Today, we are witnessing another shift in the media where Russia has become the new face of evil, led by Vladimir Putin, portrayed as a man looking to take the world to the edges of destruction, showing complete disregard to the obvious consequences the world would pay for if this goes on.
Russia: The power of Media support
This tool was used and executed to perfection as the West successfully disintegrated USSR after a five decade long media propaganda that circulated around the evil bred by the likes of Lenin and Stalin. Such resentment, which persisted for such a long time, eventually conditioned the world into taking the Soviet concept of statehood as an agenda that would result in a global catastrophe. Today, the general feeling is more or less the same amid the growing tensions.
Keeping internal media in check

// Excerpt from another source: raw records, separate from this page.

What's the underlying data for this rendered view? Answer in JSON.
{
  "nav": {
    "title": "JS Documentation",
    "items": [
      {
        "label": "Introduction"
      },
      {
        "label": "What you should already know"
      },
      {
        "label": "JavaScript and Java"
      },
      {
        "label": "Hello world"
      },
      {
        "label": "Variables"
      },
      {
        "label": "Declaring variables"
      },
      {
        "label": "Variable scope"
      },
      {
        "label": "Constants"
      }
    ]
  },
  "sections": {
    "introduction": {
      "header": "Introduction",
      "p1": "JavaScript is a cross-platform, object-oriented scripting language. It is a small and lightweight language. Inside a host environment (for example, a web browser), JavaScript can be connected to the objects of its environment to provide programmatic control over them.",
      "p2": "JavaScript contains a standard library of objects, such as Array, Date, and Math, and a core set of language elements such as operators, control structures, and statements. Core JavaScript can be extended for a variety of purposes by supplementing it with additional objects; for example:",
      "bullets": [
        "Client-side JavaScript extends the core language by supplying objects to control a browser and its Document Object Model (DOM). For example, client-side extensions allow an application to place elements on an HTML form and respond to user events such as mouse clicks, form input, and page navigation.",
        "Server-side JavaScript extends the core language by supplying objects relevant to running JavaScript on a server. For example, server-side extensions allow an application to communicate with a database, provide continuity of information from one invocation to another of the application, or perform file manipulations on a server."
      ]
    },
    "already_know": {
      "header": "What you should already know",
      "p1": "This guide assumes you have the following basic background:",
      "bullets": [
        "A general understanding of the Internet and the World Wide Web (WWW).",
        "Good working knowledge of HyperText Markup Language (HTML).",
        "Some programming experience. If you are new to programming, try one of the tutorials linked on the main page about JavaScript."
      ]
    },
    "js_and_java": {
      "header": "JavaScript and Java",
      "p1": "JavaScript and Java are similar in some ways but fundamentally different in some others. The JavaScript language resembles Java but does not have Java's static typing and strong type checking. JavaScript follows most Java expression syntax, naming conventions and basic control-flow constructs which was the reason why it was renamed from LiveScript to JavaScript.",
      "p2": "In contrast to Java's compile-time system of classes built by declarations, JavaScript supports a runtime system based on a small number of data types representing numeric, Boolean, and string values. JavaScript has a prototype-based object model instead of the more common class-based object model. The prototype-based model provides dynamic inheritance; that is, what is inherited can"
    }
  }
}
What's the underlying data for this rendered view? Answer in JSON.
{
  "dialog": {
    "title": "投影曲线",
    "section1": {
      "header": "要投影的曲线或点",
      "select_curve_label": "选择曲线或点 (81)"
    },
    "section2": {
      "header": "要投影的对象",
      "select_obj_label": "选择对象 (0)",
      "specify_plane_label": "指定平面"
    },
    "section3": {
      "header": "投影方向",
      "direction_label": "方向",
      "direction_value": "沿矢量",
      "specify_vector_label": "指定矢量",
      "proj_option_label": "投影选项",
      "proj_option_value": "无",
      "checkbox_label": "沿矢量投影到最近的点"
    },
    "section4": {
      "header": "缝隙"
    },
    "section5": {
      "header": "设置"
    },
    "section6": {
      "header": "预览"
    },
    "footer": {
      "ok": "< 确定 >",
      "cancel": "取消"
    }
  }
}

After learning its lesson the hard way, it appears that Russia government and its media is very much on the same page in terms of ‘humanizing’ its approach towards its recent foreign policy mechanism. The Kremlin believes that it is better to have the media as an ally and use it to gain public support and bring the whole state on the same page. This has become really important for Putin and co. as they seek to counter western media’s recent scathing reviews about its adventures in Ukraine and Syria.
Today, millions of Russians are treated to a whole bunch of live reports, analysis, and official defense briefings where the theme is more or less the same: airstrikes in Syria are extremely crucial in the fight against the growing menace of ISIS and that the world outside the country’s borders is dark and murky.
Regardless of how much success these strikes have enjoyed since they began, it appears that the campaign has already won public support and a major chunk of the Russian population is extremely happy to see the country do so well offshore.
Moreover, what is surprising is the fact that the first time in 25 years or so, people in much-maligned regions such as Chechnya and Dagestan have also discovered a new-found sense of patriotism and are really supportive of the Russian moves in the Middle East.
Knowing that it can never be able to thwart the global media and make its stance a little mellow and soft towards it, Russian media has taken the mantle and is working round the clock to ensure that it does everything it can in a bid to make its own people think otherwise over the whole Syrian fiasco.
The last thing Putin needs is a public backlash so the leaders have decided to control media as much as he can.
Public backing of military exploits
The idea of Russia being involved into its first real war outside the former Soviet Union has captivated the imagination of Russian people. Backed by a propaganda campaign, opinions over Russian military have changed drastically who now have the backing of its people.
According to the latest Levada opinion poll, 72% of Russians are now in favor of it, with only 14% opposing the incursion.
Dmitry Nekrasov, a media analyst in Moscow, says that the state propaganda is doing its trick perfectly.
“Not a lot of people actually really support sending our troops to Syria, because everyone understands there could be victims,” he told me this week.
“But everyone, or the majority, like this demonstration of force — these planes and so on — of Russian power,” he added.
Indeed, seeing the country showing its military muscle on one of the most controversial regions in the world has swelled Russian chests with pride and it is exactly the type of effect Putin had been hoping for. In his homeland, the former KGB man is a hero standing up against the West.
Moreover, the Russian media has done quite a job in terms of taking the public’s focus away from various other issues that the country is facing. With a withering economy thanks to impact of sanctions and low oil prices, Syria is a gamble Moscow has made in a bid to keep intact the national pride.